"""
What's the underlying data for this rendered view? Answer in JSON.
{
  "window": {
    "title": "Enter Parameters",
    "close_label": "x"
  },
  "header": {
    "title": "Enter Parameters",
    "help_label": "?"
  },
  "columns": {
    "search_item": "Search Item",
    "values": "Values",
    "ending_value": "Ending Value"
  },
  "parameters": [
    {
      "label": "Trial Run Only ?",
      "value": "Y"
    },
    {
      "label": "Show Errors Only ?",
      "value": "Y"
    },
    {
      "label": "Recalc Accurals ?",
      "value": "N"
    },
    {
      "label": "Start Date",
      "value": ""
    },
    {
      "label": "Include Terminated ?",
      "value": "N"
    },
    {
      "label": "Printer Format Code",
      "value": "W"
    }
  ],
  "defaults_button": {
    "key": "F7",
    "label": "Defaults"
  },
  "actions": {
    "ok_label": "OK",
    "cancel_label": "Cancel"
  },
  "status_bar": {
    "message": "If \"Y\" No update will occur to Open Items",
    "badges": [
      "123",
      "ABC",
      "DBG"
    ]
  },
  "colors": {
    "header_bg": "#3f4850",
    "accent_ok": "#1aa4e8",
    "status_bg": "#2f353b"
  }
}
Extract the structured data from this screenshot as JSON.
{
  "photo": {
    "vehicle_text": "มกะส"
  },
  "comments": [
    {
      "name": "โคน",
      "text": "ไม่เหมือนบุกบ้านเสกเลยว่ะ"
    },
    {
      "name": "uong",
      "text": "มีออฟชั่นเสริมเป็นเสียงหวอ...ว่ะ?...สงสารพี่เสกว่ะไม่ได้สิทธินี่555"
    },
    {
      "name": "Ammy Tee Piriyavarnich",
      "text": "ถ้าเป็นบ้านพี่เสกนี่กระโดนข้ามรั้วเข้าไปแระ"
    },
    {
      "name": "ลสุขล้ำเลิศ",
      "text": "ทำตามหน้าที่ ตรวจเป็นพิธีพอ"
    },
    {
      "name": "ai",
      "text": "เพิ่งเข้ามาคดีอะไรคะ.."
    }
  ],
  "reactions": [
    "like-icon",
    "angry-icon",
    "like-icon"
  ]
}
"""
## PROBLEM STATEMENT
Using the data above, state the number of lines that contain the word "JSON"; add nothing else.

## EXPECTED OUTPUT
2